During Barack Obama's town hall event hosted by Anderson Cooper on the Cable News Network Thursday evening, the president encouraged the use of “smart guns” that are designed to be fired only if the owner has a chip in a band or bracelet that prevents anyone -- from children to criminals -- from using the firearm.
However, the Democratic official failed to mention that he was the top recipient of campaign cash in 2008 and 2012 from the “smart gun” manufacturing industry, which stands to benefit from an influx of millions of dollars from his executive action calling for more research into the technology.
“I want to pick up on some things where I think there should be consensus,” Obama stated, and “I would think there might be a market for that. You could sell that gun.”
The president then referred to the hindrances regarding development of that technology “Back in 1997, the CEO of Colt said, you know, we can design or are starting to develop guns where you can only use it if you've got a chip.”
“And a boycott was called against them, and they had to back off” that project, he noted.
“The same with Smith and Wesson,” the president continued. “They were in the process of developing similar technology, and they were attacked by the NRA (National Rifle Association) as surrendering” to gun-control advocates.
But according to an article written for the Washington Free Beacon by Stephen Gutowksi and Joe Schoffstall, the National Institute of Justice -- a research, development and evaluation agency of the Department of Justice -- released a report in 2013 consisting of a review of the smart gun industry.
Of the smart gun companies that made political contributions, Obama was the top recipient of campaign funds while running for election and re-election, according to campaign finance data.
On Tuesday, the president ordered the Department of Defense, the Department of Justice and the Department of Homeland Security to undertake new research programs into smart gun technology.
He told them to produce a joint report “outlining a research-and-development strategy designed to expedite the real-world deployment of such technology for use in practice within the next three months.”
Gutowski and Schoffstall indicated that Obama also instructed the departments to “consult with other agencies that acquire firearms and take appropriate steps to consider whether including such technology in specifications for acquisition of firearms would be consistent with operational needs.”
Sandia National Laboratories, a company that acts as a contractor to the United States Department of Energy’s National Nuclear Security Administration, has given tens of thousands of dollars to Obama’s coffers, donating $19,900 to his 2008 campaign.
In addition, the company donated $17,090 more in contributions to Obama’s campaign during the 2012 election, the reporters stated.
The laboratories fall under the umbrella of the Sandia Corporation, a wholly owned subsidiary of the national defense company Lockheed Martin.

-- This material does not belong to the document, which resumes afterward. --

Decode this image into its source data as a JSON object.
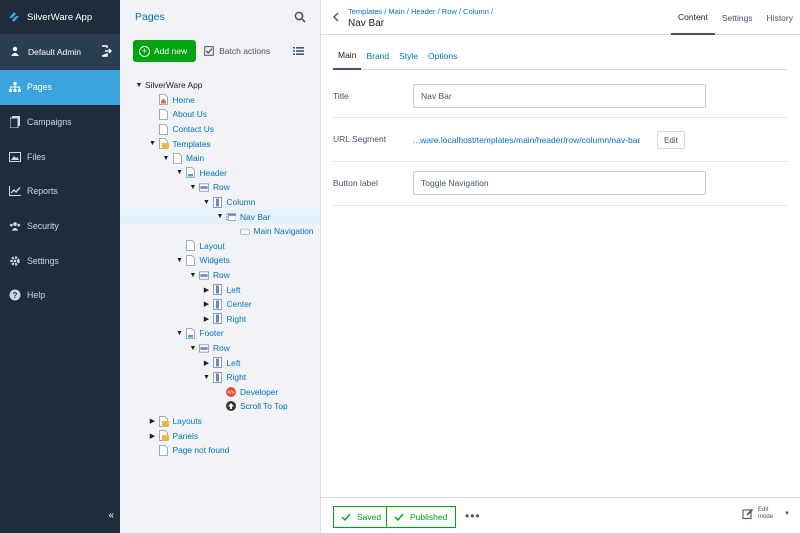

The corporation -- which also donated to Republican candidates -- gave a total of $262,376 to Obama’s 2008 and 2012 campaigns.
The New Jersey Institute of Technology, a Newark-based public research university also mentioned within the report, has additionally given more to Obama in 2008 and 2012 than any other candidate.
Also, the institute gave $8,050 of its $9,100 in political donations to Obama. In 2012, the institute gave an overwhelming majority of its donations to Obama, this time totaling $9,625.
“NJIT is a public university and does not make political donations,” institute spokesperson Lauren D. Ugorji said. She added that the donations were not given directly by the university but came from its employees.
Sandia National Laboratories also identified donations listed under their name on federal filings as coming from employees and not directly from the company.
“Sandia National Laboratories did not give campaign donations,” company spokesperson Sue Major Holmes said. “The OpenSecrets website states that all campaign contributions came from individuals. Those individuals work for Sandia, and in accordance with campaign finance law, listed their employer.”
Also during Thursday's town hall event, Obama indicated: “Now, to me, this does not make sense.”
If you are a gun owner, I would think that you would at least want a choice so that if you wanted to purchase a firearm that could only be used by you, in part to avoid accidents in your home, in part to make sure that if it's stolen, it's not used by a criminal, in part if there's an intruder, you pull the gun, but you -- somehow it gets wrested away from you, that gun can't be turned on you and used on you.
One of the oldest concepts in politics is: “Follow the money.” Obama's proposal might be laudable if he hadn't benefited greatly from donations given to his political campaigns by the industry he now seeks to promote.